Collected data entries:
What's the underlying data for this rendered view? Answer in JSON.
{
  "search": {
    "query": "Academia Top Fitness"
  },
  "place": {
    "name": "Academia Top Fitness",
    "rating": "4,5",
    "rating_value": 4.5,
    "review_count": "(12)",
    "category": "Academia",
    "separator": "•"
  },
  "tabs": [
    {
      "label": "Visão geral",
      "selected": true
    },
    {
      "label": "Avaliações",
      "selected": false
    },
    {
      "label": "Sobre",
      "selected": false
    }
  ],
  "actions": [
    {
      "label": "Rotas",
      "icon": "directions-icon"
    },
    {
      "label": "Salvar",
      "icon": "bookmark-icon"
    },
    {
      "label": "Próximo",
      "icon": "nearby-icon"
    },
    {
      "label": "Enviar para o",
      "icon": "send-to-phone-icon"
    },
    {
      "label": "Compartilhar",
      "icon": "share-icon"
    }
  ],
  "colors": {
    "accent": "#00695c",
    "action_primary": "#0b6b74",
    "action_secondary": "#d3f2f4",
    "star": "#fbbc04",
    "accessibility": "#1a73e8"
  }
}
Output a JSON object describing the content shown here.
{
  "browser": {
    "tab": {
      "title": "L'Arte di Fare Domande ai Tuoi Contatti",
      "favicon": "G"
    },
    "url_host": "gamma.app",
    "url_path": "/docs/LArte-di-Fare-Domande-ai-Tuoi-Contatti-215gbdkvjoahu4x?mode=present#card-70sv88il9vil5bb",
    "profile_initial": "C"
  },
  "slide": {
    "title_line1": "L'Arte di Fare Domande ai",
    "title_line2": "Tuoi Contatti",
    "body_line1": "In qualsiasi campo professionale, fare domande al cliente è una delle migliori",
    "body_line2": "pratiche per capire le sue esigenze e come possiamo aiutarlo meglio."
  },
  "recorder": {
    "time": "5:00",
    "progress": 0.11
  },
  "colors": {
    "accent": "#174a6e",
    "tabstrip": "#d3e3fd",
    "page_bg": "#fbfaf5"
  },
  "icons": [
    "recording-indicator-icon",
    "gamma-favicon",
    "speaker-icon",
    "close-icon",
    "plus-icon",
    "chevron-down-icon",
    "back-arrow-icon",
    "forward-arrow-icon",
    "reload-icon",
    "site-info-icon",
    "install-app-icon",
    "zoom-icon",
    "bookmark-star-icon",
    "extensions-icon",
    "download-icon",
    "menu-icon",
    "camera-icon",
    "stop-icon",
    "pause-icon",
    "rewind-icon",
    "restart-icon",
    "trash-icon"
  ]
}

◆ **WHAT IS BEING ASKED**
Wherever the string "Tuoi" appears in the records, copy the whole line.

◆ **ANSWER**
      "title": "L'Arte di Fare Domande ai Tuoi Contatti",
    "url_path": "/docs/LArte-di-Fare-Domande-ai-Tuoi-Contatti-215gbdkvjoahu4x?mode=present#card-70sv88il9vil5bb",
    "title_line2": "Tuoi Contatti",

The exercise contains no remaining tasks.